    The blackout campaign is being publicised through blackout4hungary.net, which encourages other sites to take part in the protest by adding black banners or stylesheets to their sites. The blackout4hungary.net site appears to have taken the blackout concept a step further and is currently offline, although this may just be a consequence of the large amount of traffic being driven to the site through hyperlinks and hotlinked stylesheets.

    The Pirate Bay is currently hosted in Germany and uses the lighttpd web server. The site has nearly 5 million registered users and claims to be "the world's most resilient BitTorrent"; however, the site's availability has been somewhat choppy since Tuesday.

    Posted by Paul Mutton on 5th January, 2011 in Around the Net

  6. Most Reliable Hosting Company Sites in December 2010

    Rank Company site OS Outage
    hh:mm:ss
    Failed
    Req%
    DNS Connect First
    byte
    Total
    1 Swishmail FreeBSD 0:00:00 0.012 0.223 0.099 0.198 0.495
    2 ServInt Linux 0:00:00 0.015 0.487 0.102 0.207 0.514
    3 www.logicworks.net Linux 0:00:00 0.015 0.247 0.106 0.400 0.609
    4 Hosting 4 Less Linux 0:00:00 0.015 0.188 0.113 0.228 0.448
    5 Multacom FreeBSD 0:00:00 0.023 0.205 0.113 0.230 0.584
    6 iWeb Technologies Linux 0:00:00 0.035 0.302 0.095 0.226 0.226
    7 www.singlehop.com Linux 0:00:00 0.035 0.420 0.105 0.582 0.966
    8 www.dinahosting.com Linux 0:00:00 0.035 0.184 0.106 0.213 0.213
    9 Rackspace F5 BIG-IP 0:00:00 0.043 0.193 0.092 0.186 0.186
    10 Iomart plc. Linux 0:00:00 0.046 0.186 0.102 0.212 0.492

    See full table

    The most reliable host this month was Swishmail which responded to all but three of Netcraft's requests. Swishmail ranked ninth last month and has been present in the top ten since October. They primarily offer business level email and web hosting solutions.

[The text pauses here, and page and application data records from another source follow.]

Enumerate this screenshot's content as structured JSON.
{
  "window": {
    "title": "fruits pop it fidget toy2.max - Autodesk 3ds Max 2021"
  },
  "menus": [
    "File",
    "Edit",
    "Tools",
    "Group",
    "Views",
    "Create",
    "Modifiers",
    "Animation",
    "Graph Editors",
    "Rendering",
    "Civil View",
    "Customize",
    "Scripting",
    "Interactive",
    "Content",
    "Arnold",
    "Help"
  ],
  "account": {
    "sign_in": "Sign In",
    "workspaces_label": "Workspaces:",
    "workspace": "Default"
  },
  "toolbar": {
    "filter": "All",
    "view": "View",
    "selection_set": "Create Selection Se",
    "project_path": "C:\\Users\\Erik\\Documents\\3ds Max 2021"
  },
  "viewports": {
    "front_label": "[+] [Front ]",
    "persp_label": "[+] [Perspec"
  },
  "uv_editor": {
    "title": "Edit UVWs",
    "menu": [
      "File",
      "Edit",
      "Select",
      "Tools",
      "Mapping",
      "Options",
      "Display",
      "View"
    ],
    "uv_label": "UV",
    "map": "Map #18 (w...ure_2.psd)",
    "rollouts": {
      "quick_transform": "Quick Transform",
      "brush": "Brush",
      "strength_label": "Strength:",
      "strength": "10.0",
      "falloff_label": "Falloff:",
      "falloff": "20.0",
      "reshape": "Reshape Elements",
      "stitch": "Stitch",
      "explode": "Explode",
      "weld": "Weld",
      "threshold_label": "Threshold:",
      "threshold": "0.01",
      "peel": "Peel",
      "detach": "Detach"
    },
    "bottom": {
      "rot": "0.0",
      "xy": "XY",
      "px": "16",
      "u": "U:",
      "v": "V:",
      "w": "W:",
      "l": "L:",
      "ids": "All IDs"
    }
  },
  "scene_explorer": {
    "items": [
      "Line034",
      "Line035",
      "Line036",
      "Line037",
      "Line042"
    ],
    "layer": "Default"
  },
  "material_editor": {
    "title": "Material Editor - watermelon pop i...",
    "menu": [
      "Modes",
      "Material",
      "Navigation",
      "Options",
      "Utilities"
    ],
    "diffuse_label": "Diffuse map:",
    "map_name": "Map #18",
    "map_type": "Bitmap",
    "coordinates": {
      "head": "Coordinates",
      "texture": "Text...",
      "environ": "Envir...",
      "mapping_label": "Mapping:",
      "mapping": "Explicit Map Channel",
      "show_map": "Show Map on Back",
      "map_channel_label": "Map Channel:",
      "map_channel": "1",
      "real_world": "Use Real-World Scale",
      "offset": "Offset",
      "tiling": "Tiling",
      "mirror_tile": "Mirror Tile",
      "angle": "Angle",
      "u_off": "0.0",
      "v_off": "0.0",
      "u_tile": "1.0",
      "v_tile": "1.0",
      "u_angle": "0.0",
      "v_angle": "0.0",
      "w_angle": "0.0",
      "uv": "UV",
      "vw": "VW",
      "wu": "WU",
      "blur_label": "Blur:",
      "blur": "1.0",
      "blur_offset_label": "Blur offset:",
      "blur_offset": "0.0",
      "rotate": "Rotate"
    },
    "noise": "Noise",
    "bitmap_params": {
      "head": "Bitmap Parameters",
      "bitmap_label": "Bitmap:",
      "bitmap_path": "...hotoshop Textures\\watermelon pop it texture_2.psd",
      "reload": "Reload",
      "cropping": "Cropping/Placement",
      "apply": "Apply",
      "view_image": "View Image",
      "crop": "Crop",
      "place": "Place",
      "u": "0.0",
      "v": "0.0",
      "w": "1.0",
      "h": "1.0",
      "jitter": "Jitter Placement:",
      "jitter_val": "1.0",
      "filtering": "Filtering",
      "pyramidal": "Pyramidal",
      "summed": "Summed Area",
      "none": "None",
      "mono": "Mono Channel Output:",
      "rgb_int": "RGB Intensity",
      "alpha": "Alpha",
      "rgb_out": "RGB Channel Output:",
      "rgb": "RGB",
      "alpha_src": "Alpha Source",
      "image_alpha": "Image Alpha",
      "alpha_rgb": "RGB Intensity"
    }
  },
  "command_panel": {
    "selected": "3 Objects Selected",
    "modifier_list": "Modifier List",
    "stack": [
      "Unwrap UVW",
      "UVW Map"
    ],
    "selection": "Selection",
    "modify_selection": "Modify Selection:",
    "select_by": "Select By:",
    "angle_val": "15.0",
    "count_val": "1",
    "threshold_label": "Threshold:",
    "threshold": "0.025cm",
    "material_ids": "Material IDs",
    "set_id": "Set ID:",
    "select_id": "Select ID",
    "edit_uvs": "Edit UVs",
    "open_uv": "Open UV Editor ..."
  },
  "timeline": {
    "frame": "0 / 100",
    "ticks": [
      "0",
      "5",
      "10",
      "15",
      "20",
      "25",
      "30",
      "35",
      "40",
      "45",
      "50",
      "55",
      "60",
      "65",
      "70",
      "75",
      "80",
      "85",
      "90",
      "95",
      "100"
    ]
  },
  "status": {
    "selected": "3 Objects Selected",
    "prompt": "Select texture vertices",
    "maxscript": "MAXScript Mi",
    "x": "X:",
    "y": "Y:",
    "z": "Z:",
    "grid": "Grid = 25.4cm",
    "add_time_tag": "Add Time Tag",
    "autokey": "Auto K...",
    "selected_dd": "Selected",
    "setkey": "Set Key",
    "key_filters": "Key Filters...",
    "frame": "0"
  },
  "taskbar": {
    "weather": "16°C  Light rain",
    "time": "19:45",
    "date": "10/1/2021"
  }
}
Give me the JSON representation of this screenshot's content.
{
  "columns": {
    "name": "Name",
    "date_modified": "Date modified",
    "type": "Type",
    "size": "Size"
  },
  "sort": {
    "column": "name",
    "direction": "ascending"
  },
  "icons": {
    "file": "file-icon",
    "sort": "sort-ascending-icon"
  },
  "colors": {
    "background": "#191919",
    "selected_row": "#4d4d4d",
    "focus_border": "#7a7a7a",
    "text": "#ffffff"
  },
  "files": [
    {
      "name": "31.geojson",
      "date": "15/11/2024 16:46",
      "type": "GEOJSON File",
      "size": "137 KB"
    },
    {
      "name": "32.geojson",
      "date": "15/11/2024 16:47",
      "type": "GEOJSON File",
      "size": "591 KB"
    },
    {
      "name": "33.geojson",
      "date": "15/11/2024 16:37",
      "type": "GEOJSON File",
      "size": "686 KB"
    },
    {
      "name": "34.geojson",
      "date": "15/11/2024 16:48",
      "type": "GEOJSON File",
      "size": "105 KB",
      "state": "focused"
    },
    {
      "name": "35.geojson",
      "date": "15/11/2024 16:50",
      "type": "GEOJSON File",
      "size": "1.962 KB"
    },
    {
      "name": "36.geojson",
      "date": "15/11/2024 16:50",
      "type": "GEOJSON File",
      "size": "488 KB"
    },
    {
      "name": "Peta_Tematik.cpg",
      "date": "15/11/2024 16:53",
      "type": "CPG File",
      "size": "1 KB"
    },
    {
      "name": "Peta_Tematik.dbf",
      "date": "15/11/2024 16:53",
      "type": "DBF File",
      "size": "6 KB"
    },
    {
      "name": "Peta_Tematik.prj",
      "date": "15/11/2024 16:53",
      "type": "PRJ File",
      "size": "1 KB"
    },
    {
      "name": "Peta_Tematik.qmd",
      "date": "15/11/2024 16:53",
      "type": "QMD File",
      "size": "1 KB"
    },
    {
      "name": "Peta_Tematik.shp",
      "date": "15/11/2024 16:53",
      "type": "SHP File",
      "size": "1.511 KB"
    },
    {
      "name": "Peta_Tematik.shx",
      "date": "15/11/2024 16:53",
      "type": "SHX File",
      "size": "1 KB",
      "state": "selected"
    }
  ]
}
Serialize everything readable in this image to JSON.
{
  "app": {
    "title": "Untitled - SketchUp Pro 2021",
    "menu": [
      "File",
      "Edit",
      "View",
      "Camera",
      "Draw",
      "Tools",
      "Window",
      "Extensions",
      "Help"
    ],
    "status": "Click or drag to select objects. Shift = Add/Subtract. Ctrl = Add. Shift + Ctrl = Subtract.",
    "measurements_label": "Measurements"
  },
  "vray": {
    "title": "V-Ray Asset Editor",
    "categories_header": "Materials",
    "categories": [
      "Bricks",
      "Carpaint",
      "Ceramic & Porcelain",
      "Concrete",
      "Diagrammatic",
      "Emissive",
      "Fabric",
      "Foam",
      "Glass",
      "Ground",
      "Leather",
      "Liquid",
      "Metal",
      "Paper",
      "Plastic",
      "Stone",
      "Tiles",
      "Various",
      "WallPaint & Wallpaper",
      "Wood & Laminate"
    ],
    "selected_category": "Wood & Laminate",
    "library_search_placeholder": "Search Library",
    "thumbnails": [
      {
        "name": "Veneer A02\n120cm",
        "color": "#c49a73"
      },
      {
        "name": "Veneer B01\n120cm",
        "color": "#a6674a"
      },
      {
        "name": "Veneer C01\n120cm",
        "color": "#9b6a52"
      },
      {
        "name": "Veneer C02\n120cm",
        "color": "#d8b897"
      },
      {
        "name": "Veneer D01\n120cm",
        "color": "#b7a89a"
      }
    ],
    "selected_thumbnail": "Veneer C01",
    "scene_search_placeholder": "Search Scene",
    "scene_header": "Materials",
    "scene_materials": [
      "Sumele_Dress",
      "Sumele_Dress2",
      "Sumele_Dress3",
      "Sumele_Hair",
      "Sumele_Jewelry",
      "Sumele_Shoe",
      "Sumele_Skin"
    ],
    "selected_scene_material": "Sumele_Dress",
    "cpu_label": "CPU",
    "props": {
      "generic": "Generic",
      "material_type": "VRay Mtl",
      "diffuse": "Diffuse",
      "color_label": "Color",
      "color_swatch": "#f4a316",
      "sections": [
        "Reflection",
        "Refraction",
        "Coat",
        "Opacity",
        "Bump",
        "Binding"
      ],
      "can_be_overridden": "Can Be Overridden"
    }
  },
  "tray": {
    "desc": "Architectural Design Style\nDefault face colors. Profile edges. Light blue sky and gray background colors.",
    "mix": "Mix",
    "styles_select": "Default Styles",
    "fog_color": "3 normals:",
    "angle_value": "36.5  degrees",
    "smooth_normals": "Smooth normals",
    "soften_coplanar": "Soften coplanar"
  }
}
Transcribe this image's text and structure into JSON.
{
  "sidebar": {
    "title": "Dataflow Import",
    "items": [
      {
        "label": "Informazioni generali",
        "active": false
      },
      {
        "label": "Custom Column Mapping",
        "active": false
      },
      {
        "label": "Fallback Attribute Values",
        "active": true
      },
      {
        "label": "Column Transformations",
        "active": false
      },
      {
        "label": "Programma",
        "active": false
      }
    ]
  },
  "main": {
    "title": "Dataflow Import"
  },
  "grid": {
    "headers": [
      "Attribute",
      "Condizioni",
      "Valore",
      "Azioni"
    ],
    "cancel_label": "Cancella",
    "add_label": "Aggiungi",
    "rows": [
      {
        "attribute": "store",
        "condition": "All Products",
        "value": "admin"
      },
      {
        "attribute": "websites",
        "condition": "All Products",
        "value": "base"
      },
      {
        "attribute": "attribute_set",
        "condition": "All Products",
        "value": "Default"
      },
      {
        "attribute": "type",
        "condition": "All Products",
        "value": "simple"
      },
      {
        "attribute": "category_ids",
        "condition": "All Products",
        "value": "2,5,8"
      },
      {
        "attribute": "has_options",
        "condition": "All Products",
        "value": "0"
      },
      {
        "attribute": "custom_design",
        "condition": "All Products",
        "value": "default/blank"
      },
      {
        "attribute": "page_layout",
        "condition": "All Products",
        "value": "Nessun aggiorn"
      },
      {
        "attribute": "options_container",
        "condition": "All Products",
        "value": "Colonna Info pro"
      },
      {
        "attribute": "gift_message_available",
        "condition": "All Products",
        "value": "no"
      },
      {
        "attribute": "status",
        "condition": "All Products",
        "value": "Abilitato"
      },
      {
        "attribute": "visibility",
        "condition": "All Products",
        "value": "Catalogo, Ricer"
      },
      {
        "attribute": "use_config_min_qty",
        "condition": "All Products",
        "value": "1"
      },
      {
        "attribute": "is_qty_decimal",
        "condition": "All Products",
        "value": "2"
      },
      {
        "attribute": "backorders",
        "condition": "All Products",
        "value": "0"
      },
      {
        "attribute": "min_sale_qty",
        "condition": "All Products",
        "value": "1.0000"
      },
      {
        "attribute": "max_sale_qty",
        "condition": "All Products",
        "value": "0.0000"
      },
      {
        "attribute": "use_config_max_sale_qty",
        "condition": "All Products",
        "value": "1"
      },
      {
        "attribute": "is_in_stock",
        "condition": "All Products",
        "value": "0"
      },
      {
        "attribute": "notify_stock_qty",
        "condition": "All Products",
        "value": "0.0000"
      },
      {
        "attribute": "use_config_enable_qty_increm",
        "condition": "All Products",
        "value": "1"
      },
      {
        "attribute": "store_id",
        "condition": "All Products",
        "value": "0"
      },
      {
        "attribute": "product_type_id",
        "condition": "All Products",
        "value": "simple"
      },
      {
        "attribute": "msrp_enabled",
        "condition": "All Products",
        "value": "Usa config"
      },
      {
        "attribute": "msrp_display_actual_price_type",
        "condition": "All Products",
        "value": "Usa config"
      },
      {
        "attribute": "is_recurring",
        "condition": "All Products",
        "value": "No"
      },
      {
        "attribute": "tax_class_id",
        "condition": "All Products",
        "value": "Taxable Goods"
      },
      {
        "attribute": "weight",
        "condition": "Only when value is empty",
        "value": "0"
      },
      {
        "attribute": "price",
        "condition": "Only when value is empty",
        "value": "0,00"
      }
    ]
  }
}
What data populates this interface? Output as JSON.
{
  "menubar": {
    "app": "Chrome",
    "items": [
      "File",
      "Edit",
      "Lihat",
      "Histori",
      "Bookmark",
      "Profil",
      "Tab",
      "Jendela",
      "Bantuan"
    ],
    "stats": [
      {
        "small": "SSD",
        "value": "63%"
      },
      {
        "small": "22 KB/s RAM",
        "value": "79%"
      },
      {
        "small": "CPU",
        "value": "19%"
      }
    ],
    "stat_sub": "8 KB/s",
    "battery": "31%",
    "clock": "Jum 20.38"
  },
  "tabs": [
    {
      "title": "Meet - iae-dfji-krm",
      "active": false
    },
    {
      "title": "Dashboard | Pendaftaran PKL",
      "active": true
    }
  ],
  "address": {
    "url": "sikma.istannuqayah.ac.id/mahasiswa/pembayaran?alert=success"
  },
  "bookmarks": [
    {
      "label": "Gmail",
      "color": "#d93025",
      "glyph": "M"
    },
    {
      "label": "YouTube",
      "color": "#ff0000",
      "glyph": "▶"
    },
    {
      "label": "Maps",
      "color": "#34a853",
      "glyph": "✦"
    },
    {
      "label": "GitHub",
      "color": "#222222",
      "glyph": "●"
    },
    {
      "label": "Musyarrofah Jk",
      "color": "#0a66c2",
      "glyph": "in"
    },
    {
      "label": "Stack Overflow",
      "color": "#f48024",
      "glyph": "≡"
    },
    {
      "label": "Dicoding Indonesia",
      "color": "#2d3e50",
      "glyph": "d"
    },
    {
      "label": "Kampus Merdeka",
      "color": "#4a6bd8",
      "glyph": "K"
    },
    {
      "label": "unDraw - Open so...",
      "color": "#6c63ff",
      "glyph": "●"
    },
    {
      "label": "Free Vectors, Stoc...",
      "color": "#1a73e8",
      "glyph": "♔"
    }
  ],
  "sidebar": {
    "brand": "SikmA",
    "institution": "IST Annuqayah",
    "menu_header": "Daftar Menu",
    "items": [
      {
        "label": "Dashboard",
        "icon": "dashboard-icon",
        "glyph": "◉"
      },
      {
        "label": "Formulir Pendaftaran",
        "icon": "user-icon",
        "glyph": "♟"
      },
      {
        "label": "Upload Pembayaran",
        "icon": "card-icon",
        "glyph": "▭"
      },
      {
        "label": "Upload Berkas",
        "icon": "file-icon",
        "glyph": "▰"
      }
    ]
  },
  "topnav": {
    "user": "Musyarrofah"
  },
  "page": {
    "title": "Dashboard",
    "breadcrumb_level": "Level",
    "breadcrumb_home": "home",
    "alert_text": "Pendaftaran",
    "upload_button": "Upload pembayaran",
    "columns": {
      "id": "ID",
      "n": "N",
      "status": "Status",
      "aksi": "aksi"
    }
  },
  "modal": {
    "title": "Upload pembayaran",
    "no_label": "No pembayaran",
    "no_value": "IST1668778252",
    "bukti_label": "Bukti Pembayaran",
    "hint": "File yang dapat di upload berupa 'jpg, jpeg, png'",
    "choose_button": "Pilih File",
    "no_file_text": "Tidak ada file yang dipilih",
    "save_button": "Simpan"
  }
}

    In second place this month was ServInt which responded to all but four of our requests. The company specialises in offering managed hosting and has climbed from tenth position after entering the top ten last month. This good performance could perhaps have been a factor in the decision to host WikiLeaks.org with ServInt a fortnight ago.

    Ranking third this month was Logicworks which also failed to respond to four requests. The host was last present in the top ten in October when it came in at number seven. Logicworks provide a variety of cloud and managed hosting solutions.

    Seven of December's top ten hosting company sites run Linux, two run FreeBSD and one runs F5 BIG-IP.

    Netcraft measures and makes available the response times of around forty leading hosting providers' sites. The performance measurements are made at fifteen minute intervals from separate points around the internet, and averages are calculated over the immediately preceding 24 hour period.

    From a customer's point of view, the percentage of failed requests is more pertinent than outages on hosting companies' own sites, as this gives a pointer to reliability of routing, and this is why we choose to rank our table by fewest failed requests, rather than shortest periods of outage. In the event the number of failed requests are equal then sites are ranked by average connection times.

    Information on the measurement process and current measurements is available.

    Posted by Peter Roberts on 5th January, 2011 in Hosting, Performance